Following a trend in California regarding increased leniency for those with conviction records, and ensuring that formerly incarcerated people are not unduly burdened by their past, Governor Newsom recently signed SB-731 into law.  SB-731 effectively seals the records of many felony convictions if they: (a) occurred on or after January 1, 2005; and (b) if the individual has completed all terms of incarceration, probation, mandatory supervision, post-release community supervision, and parole; and (c) are not convicted of a new felony for four years.

Since January 1, 2018, the California Fair Chance Act barred employers from asking candidates about their conviction history on a job application, or running a conviction background check until after they offered the candidate a job (see our blog post on the Fair Chance Act, here).
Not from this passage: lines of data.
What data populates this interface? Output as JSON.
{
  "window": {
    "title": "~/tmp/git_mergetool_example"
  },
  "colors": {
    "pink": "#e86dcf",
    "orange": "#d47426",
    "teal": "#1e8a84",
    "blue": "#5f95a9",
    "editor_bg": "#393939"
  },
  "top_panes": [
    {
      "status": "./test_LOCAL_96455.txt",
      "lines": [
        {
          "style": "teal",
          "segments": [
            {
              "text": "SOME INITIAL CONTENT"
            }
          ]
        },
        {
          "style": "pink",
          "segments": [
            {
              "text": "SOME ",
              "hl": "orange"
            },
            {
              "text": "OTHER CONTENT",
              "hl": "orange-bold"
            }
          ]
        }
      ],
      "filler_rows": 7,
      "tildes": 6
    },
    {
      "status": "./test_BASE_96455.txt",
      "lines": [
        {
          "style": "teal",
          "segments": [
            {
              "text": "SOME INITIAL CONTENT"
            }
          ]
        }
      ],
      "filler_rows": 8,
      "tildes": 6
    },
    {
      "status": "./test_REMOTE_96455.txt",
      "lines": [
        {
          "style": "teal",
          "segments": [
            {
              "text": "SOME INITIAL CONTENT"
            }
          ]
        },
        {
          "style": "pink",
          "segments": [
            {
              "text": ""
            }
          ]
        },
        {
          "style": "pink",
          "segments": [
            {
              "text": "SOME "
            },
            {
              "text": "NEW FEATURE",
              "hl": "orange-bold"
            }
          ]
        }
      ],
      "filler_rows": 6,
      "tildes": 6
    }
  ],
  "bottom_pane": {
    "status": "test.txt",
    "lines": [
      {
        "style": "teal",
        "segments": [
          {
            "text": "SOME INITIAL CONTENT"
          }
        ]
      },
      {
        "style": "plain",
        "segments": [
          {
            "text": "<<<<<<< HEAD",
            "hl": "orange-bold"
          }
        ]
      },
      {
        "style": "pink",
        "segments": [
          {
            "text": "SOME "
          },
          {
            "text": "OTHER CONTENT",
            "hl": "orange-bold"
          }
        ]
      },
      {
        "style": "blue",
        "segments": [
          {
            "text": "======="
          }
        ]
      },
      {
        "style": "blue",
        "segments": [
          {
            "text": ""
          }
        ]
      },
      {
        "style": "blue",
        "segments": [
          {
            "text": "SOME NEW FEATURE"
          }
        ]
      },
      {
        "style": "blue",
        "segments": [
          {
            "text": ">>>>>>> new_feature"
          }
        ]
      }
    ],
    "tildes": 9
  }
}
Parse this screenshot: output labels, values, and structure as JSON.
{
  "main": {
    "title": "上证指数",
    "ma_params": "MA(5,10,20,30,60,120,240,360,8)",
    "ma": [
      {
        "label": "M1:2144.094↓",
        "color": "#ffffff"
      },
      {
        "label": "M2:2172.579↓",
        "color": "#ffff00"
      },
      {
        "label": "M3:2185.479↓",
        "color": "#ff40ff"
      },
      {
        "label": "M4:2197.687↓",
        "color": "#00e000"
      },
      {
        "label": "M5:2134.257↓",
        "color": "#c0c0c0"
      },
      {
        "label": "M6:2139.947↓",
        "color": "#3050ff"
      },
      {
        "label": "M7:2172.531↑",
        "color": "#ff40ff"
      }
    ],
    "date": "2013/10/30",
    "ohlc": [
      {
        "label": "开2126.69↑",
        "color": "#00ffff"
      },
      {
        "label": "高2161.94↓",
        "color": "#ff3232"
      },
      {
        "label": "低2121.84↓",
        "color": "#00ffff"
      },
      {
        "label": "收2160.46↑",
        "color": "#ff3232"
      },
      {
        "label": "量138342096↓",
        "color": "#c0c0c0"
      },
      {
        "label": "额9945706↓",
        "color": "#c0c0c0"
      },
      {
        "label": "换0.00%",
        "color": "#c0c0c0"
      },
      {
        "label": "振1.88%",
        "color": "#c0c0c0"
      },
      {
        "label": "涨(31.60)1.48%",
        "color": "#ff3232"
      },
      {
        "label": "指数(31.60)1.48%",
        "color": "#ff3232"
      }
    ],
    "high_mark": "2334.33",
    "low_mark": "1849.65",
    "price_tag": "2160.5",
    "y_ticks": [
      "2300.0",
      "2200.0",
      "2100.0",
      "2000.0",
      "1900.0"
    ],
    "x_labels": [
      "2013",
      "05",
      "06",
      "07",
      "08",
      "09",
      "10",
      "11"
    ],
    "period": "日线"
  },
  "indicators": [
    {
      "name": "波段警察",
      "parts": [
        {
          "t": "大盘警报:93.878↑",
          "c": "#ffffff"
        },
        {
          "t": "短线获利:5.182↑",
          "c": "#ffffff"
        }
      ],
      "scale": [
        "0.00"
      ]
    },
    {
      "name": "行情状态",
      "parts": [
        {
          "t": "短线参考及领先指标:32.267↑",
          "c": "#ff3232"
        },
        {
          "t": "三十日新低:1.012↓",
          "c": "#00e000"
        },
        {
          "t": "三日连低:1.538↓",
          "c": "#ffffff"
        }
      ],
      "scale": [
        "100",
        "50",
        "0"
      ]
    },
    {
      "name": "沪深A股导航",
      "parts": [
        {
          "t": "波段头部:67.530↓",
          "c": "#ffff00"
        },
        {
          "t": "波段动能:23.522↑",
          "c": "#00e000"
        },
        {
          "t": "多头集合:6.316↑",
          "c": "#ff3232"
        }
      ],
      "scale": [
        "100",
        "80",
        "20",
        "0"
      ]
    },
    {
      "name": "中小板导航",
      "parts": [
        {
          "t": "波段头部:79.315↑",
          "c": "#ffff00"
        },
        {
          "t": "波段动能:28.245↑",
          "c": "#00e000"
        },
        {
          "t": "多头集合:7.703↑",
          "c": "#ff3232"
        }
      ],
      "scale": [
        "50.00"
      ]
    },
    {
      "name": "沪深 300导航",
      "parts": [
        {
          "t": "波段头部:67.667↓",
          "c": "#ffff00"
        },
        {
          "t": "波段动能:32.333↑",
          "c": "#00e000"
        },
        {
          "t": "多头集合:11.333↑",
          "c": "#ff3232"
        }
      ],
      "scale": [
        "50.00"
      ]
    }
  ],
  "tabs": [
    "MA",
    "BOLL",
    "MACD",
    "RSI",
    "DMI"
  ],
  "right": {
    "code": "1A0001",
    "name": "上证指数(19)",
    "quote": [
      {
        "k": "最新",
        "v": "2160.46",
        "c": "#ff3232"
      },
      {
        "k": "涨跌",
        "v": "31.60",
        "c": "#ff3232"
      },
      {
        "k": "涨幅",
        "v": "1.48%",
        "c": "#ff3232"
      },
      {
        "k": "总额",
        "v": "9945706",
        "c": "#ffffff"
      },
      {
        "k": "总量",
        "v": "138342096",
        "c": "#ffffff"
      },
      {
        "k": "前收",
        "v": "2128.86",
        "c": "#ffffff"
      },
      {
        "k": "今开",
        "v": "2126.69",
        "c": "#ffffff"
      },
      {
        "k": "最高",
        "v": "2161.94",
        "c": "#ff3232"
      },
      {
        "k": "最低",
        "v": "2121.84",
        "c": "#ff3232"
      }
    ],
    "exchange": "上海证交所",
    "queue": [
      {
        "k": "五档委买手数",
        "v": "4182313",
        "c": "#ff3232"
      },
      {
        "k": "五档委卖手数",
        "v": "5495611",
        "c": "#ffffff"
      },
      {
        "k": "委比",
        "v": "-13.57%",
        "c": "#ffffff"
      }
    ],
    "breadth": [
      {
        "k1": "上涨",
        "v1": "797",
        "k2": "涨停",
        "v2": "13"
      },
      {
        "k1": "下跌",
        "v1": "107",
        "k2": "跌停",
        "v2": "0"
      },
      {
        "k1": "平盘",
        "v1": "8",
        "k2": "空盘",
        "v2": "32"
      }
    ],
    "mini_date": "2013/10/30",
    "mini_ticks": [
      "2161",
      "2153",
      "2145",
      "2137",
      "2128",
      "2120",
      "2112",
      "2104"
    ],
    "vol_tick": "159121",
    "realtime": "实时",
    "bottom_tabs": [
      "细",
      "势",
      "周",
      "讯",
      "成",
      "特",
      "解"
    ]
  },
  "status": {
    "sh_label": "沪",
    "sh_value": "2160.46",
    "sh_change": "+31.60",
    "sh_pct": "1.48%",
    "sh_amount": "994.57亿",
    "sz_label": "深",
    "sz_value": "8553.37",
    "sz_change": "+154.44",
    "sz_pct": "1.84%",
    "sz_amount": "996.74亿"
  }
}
Now, the inquiry into criminal records will be further limited effective July 1, 2023, as formerly incarcerated individuals’ records will be automatically sealed.  This will undoubtedly lower the impact of criminal records on employment decisions.

Notably, SB-731 does not apply to all felony convictions.  It does not apply to registered sex offenders or individuals convicted of violent or serious felonies.  It further does not affect the ability to receive, or take adverse action based on, criminal history information for purposes of teacher credentialing or employment in public education.
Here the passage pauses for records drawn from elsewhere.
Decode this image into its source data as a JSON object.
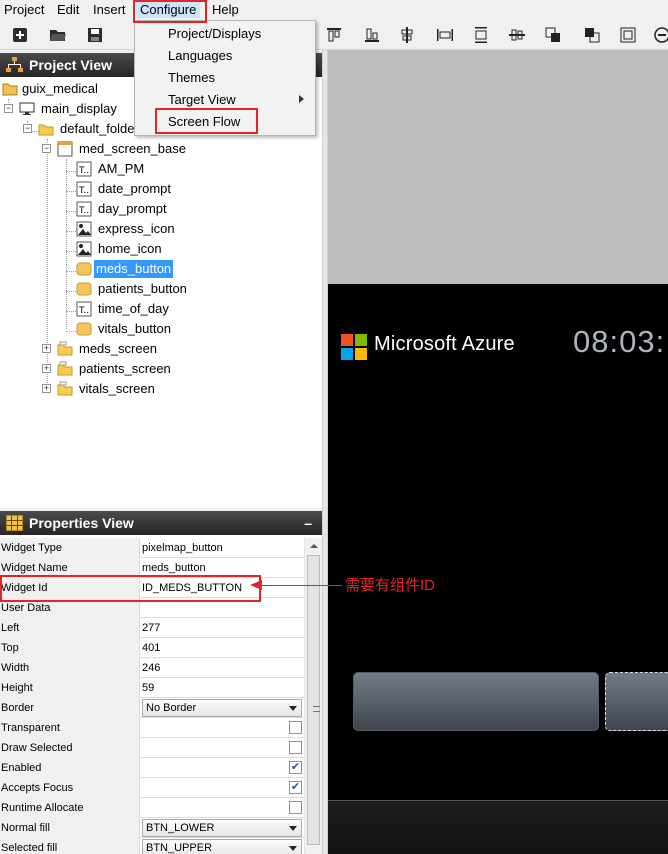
{
  "menubar": {
    "project": "Project",
    "edit": "Edit",
    "insert": "Insert",
    "configure": "Configure",
    "help": "Help"
  },
  "configure_menu": {
    "items": [
      "Project/Displays",
      "Languages",
      "Themes",
      "Target View",
      "Screen Flow"
    ],
    "submenu_item": "Target View",
    "highlighted_item": "Screen Flow"
  },
  "project_view": {
    "title": "Project View",
    "tree": [
      {
        "label": "guix_medical",
        "icon": "project-icon",
        "level": 0
      },
      {
        "label": "main_display",
        "icon": "display-icon",
        "level": 1,
        "expanded": true
      },
      {
        "label": "default_folder",
        "icon": "folder-icon",
        "level": 2,
        "expanded": true
      },
      {
        "label": "med_screen_base",
        "icon": "window-icon",
        "level": 3,
        "expanded": true
      },
      {
        "label": "AM_PM",
        "icon": "text-widget-icon",
        "level": 4
      },
      {
        "label": "date_prompt",
        "icon": "text-widget-icon",
        "level": 4
      },
      {
        "label": "day_prompt",
        "icon": "text-widget-icon",
        "level": 4
      },
      {
        "label": "express_icon",
        "icon": "icon-widget-icon",
        "level": 4
      },
      {
        "label": "home_icon",
        "icon": "icon-widget-icon",
        "level": 4
      },
      {
        "label": "meds_button",
        "icon": "button-icon",
        "level": 4,
        "selected": true
      },
      {
        "label": "patients_button",
        "icon": "button-icon",
        "level": 4
      },
      {
        "label": "time_of_day",
        "icon": "text-widget-icon",
        "level": 4
      },
      {
        "label": "vitals_button",
        "icon": "button-icon",
        "level": 4
      },
      {
        "label": "meds_screen",
        "icon": "screen-icon",
        "level": 3,
        "expanded": false
      },
      {
        "label": "patients_screen",
        "icon": "screen-icon",
        "level": 3,
        "expanded": false
      },
      {
        "label": "vitals_screen",
        "icon": "screen-icon",
        "level": 3,
        "expanded": false
      }
    ]
  },
  "properties_view": {
    "title": "Properties View",
    "rows": [
      {
        "name": "Widget Type",
        "kind": "text",
        "value": "pixelmap_button"
      },
      {
        "name": "Widget Name",
        "kind": "text",
        "value": "meds_button"
      },
      {
        "name": "Widget Id",
        "kind": "text",
        "value": "ID_MEDS_BUTTON"
      },
      {
        "name": "User Data",
        "kind": "text",
        "value": ""
      },
      {
        "name": "Left",
        "kind": "text",
        "value": "277"
      },
      {
        "name": "Top",
        "kind": "text",
        "value": "401"
      },
      {
        "name": "Width",
        "kind": "text",
        "value": "246"
      },
      {
        "name": "Height",
        "kind": "text",
        "value": "59"
      },
      {
        "name": "Border",
        "kind": "combo",
        "value": "No Border"
      },
      {
        "name": "Transparent",
        "kind": "check",
        "checked": false
      },
      {
        "name": "Draw Selected",
        "kind": "check",
        "checked": false
      },
      {
        "name": "Enabled",
        "kind": "check",
        "checked": true
      },
      {
        "name": "Accepts Focus",
        "kind": "check",
        "checked": true
      },
      {
        "name": "Runtime Allocate",
        "kind": "check",
        "checked": false
      },
      {
        "name": "Normal fill",
        "kind": "combo",
        "value": "BTN_LOWER"
      },
      {
        "name": "Selected fill",
        "kind": "combo",
        "value": "BTN_UPPER"
      }
    ]
  },
  "canvas": {
    "brand": "Microsoft Azure",
    "clock": "08:03:",
    "logo_colors": [
      "#f25022",
      "#7fba00",
      "#00a4ef",
      "#ffb900"
    ]
  },
  "annotation": {
    "text": "需要有组件ID",
    "color": "#e3242b"
  },
  "colors": {
    "selection": "#3399ff",
    "panel_header": "#333333",
    "annotation": "#e3242b"
  }
}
Many employers routinely conduct background checks on applicants.  However, with SB-731 signed into law, it may not be worth it to continue to do so.  Those background checks will yield less information, and the Fair Chance Act already limits what information you can use if there is a conviction.  Practically speaking, for many employers (such as retail, hospitality, manufacturing, and professional services), your efforts may be better spent having a responsible person at your company (preferably someone in Human Resources) conduct a simple search of publicly available information on social media.  A social media search is completely legal, as long as you do it consistently, and as long as you do not rely on any information about protected categories to make unlawful decisions.  For example, you cannot screen out applicants based on age, disability, or sexual orientation.  Despite the risk of learning about protected categories, social media searches may provide you with more insight into a potential candidate than any background check.  But please, do not be “sneaky,” and trick anyone into friending you to see information that is not publicly available.